After talks in Berlin with the German Chancellor, Gerhard Schröder, the Prime Minister said: "We agreed entirely on the need for democratic people of all persuasions to stand together in solidarity against extremist policies of whatever kind. Those policies offer no real security, no real hope, no real answers to the problems people face and we reject them entirely."
The leaders' talks came after the unexpected success of Jean-Marie Le Pen in the first round of France's presidential election, and the assassination of the Dutch anti-immigration politician Pim Fortuyn.
The two men also discussed the Middle East. Mr Blair said: "In this tragic situation what is necessary is both to take the necessary measures of security but also to ensure that the political process is relaunched."
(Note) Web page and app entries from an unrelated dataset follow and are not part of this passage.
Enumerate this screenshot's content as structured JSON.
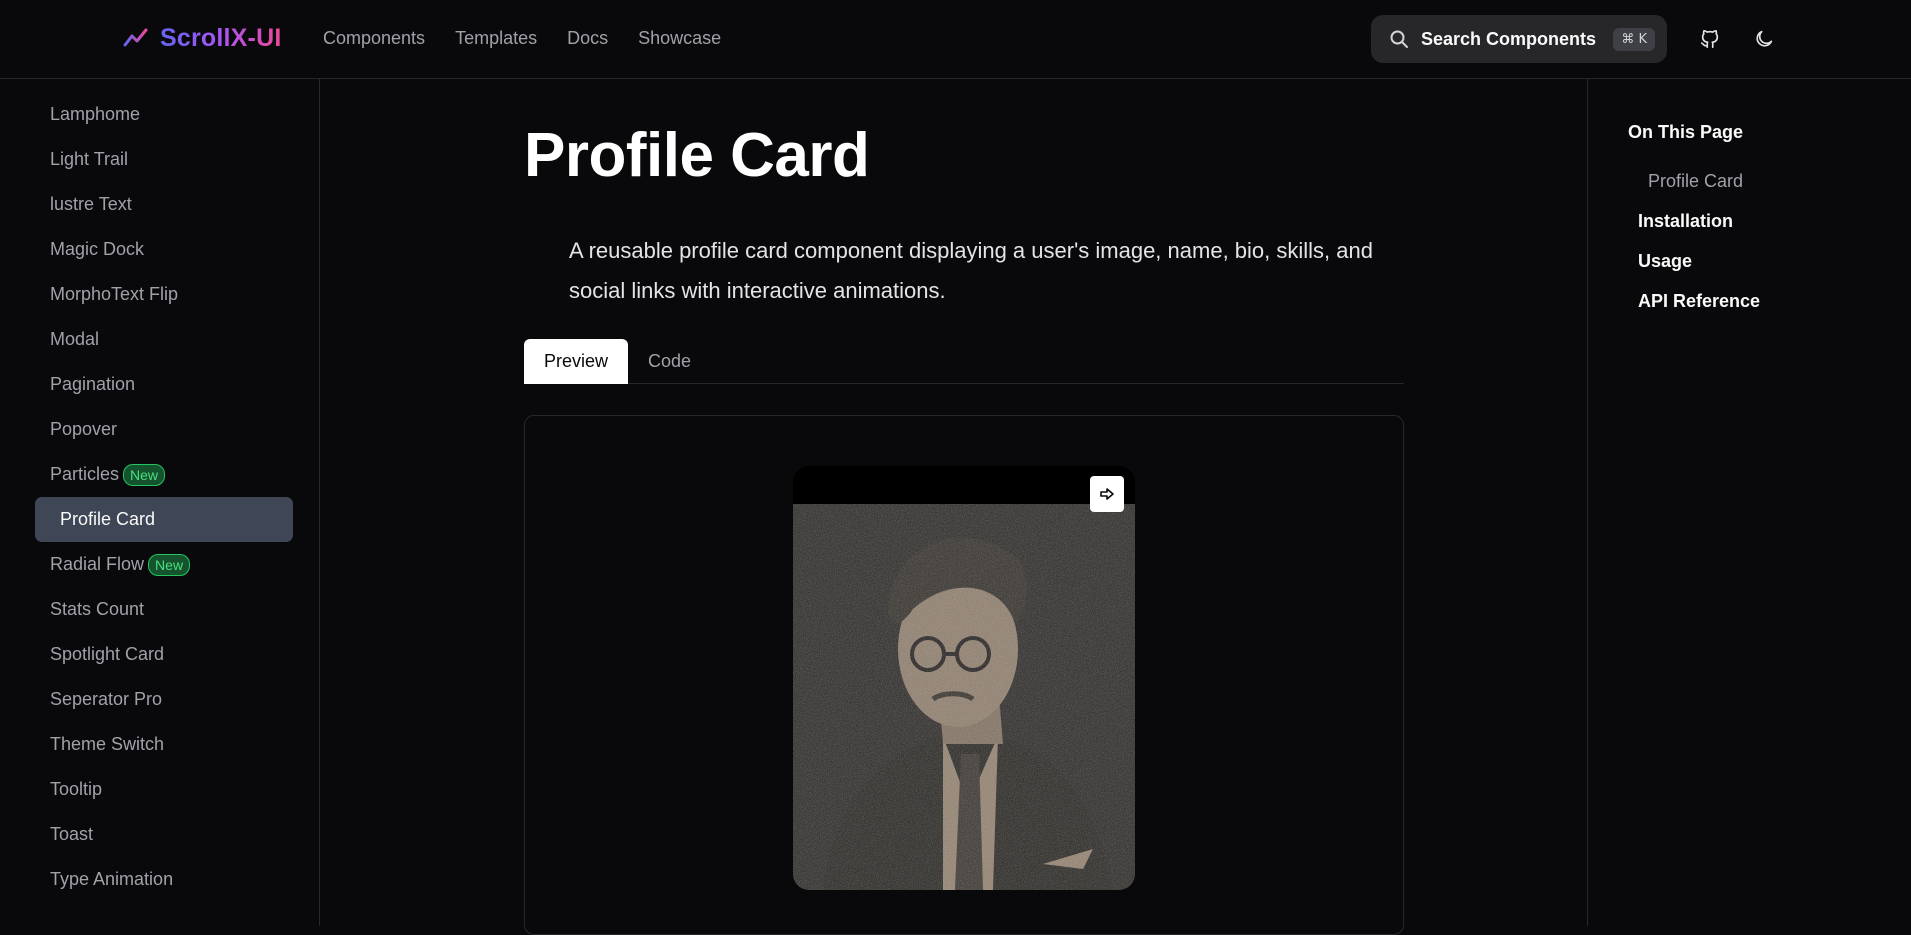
{
  "brand": {
    "name": "ScrollX-UI",
    "gradient": [
      "#6366f1",
      "#a855f7",
      "#ec4899"
    ]
  },
  "nav": [
    "Components",
    "Templates",
    "Docs",
    "Showcase"
  ],
  "search": {
    "label": "Search Components",
    "shortcut": "⌘ K"
  },
  "header_icons": [
    "github-icon",
    "moon-icon"
  ],
  "sidebar": {
    "items": [
      {
        "label": "Lamphome"
      },
      {
        "label": "Light Trail"
      },
      {
        "label": "lustre Text"
      },
      {
        "label": "Magic Dock"
      },
      {
        "label": "MorphoText Flip"
      },
      {
        "label": "Modal"
      },
      {
        "label": "Pagination"
      },
      {
        "label": "Popover"
      },
      {
        "label": "Particles",
        "badge": "New"
      },
      {
        "label": "Profile Card",
        "active": true
      },
      {
        "label": "Radial Flow",
        "badge": "New"
      },
      {
        "label": "Stats Count"
      },
      {
        "label": "Spotlight Card"
      },
      {
        "label": "Seperator Pro"
      },
      {
        "label": "Theme Switch"
      },
      {
        "label": "Tooltip"
      },
      {
        "label": "Toast"
      },
      {
        "label": "Type Animation"
      }
    ]
  },
  "main": {
    "title": "Profile Card",
    "description": "A reusable profile card component displaying a user's image, name, bio, skills, and social links with interactive animations.",
    "tabs": [
      {
        "label": "Preview",
        "active": true
      },
      {
        "label": "Code"
      }
    ]
  },
  "toc": {
    "title": "On This Page",
    "items": [
      "Profile Card",
      "Installation",
      "Usage",
      "API Reference"
    ]
  }
}
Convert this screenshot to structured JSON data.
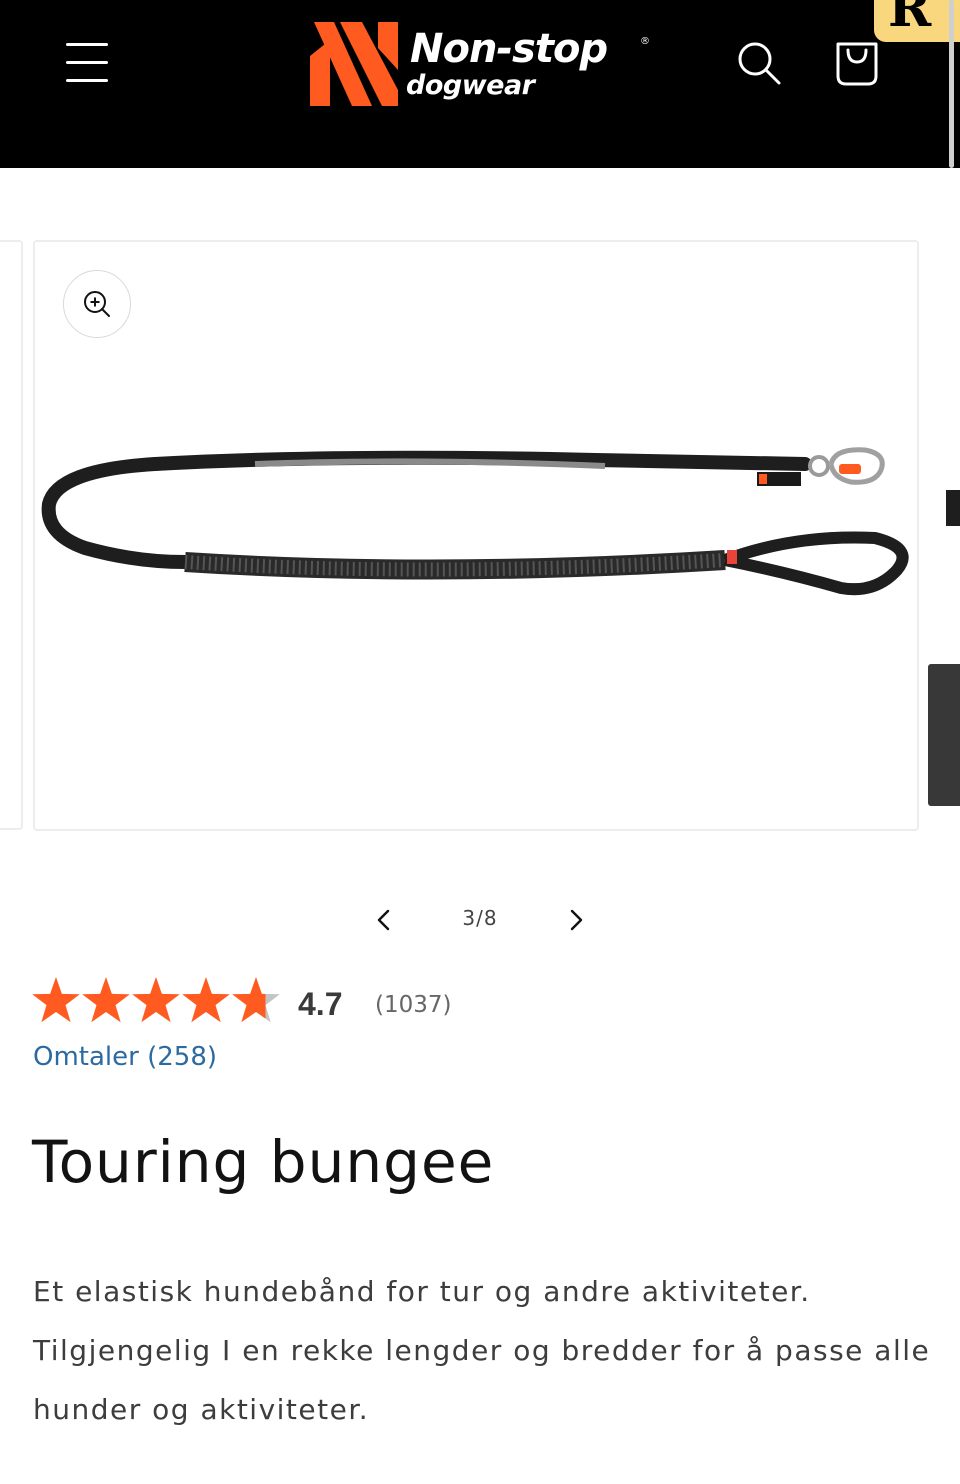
{
  "header": {
    "logo": {
      "line1": "Non-stop",
      "line2": "dogwear",
      "registered": "®",
      "mark_color": "#ff5a1f"
    },
    "menu_icon": "hamburger-menu-icon",
    "search_icon": "search-icon",
    "cart_icon": "shopping-bag-icon",
    "badge_glyph": "R",
    "background": "#000000"
  },
  "gallery": {
    "zoom_icon": "zoom-in-icon",
    "current": 3,
    "total": 8,
    "counter_text": "3/8",
    "prev_icon": "chevron-left-icon",
    "next_icon": "chevron-right-icon"
  },
  "rating": {
    "score": 0.94,
    "value_text": "4.7",
    "count_text": "(1037)",
    "star_color": "#ff5a1f",
    "empty_star_color": "#c4c4c4"
  },
  "reviews": {
    "link_text": "Omtaler (258)"
  },
  "product": {
    "title": "Touring bungee",
    "description": "Et elastisk hundebånd for tur og andre aktiviteter. Tilgjengelig I en rekke lengder og bredder for å passe alle hunder og aktiviteter."
  }
}
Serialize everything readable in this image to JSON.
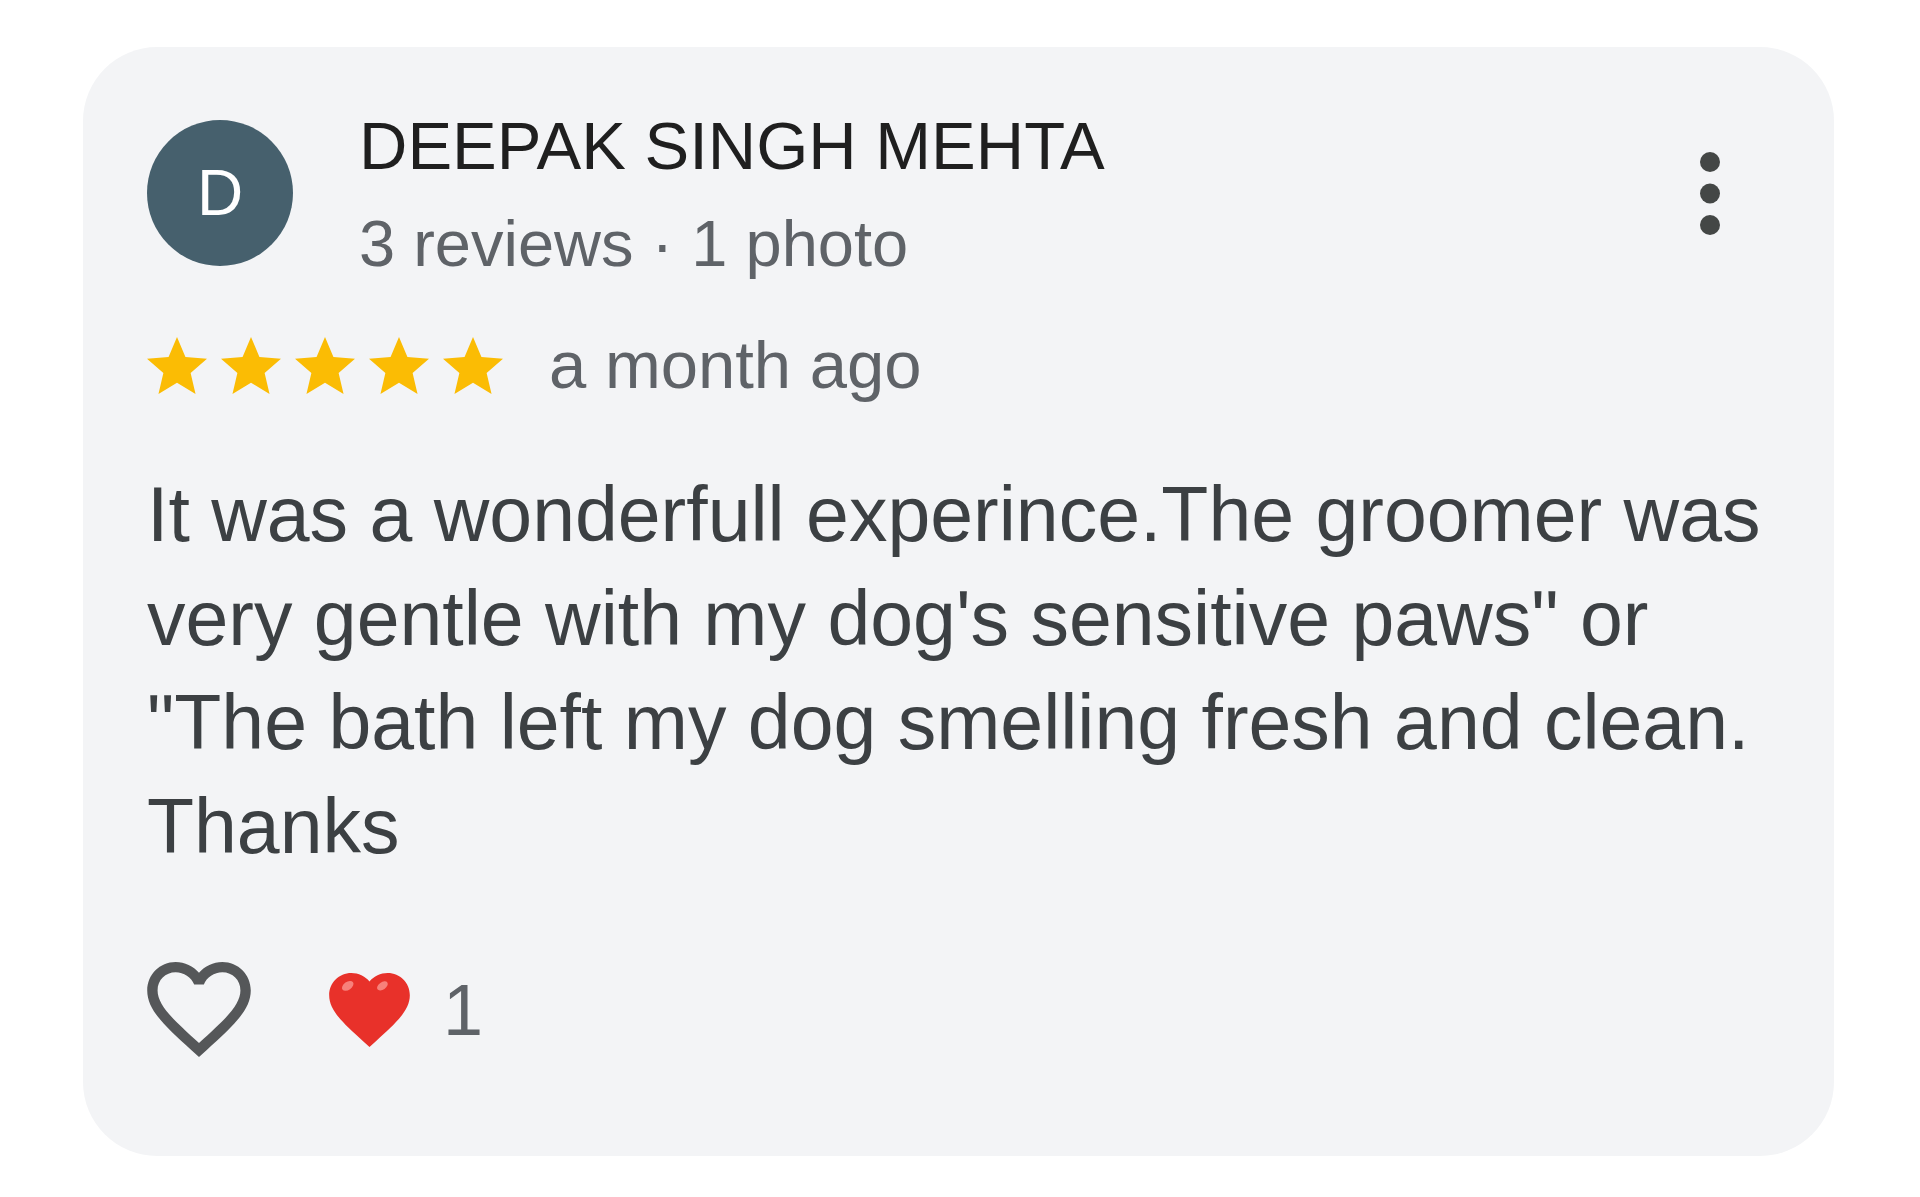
{
  "review": {
    "author": {
      "initial": "D",
      "name": "DEEPAK SINGH MEHTA",
      "meta": "3 reviews · 1 photo"
    },
    "stars": 5,
    "time": "a month ago",
    "text": "It was a wonderfull experince.The groomer was very gentle with my dog's sensitive paws\" or \"The bath left my dog smelling fresh and clean. Thanks",
    "liked": false,
    "reactions": [
      {
        "count": "1"
      }
    ]
  }
}
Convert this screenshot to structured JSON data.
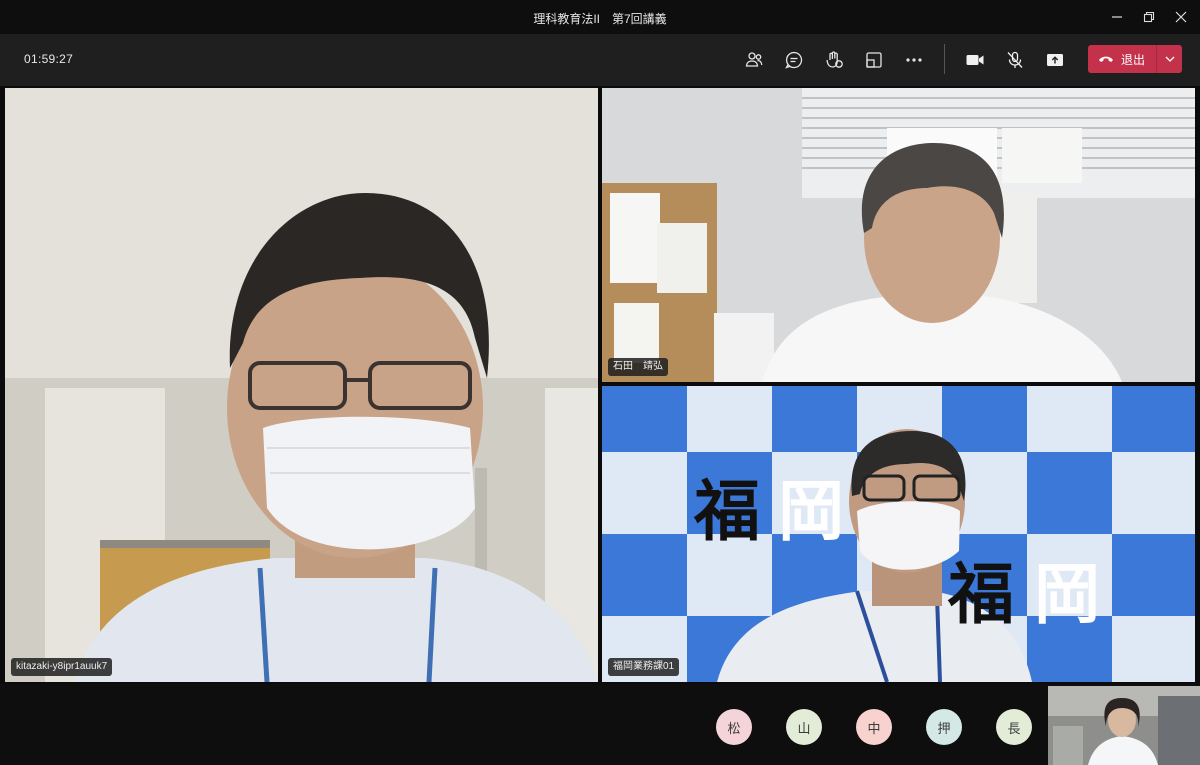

Later, interviewed on Germany's most popular television chat show, the Sabine Christiansen current affairs programme, Mr Blair said no decisions had been taken on how to deal with Iraq's suspected weapons of mass destruction. "Weapons of mass destruction are an issue we need to deal with," he said. "What we cannot do is let the government of Saddam Hussein develop these weapons without any form of intervention. How we do this is an open question."
Mr Blair added: "We are not in a position where action is imminent."
Mr Blair's advice to Mr Schröder's pressing problems of strikes and over-regulation of the economy was: "Let us learn the lesson of free trade. Opening up the world to free trade is better than shutting it out."
The Prime Minister offered an excuse for Germany's high unemployment and low growth rate: "We must not forget that German reunification has cost a great deal and all our economies are undergoing great change. However, we cannot behave as if globalisation did not exist."
Under Mr Schröder's leadership, Germany was credited with having proved its ability to act in crisis regions such as Macedonia and Afghanistan. "The world needs the support of Germany," Mr Blair said.
Mr Schröder is a longstanding admirer of Mr Blair, and modelled his 1998 election campaign on New Labour lines.
With four million unemployed, strikes by the country's powerful engineering workers' union and the lowest economic growth rate in Europe, the chances of Mr Schröder's Social Democrats (SPD) winning Germany's general election in September are diminishing.
Last month Mr Schröder's party suffered a humiliating defeat to the opposition conservative Christian Democrats in the state of Saxony Anhalt. The Christian Democrats were a clear 5 per cent ahead of the SPD in a national poll published at the weekend.Reuse content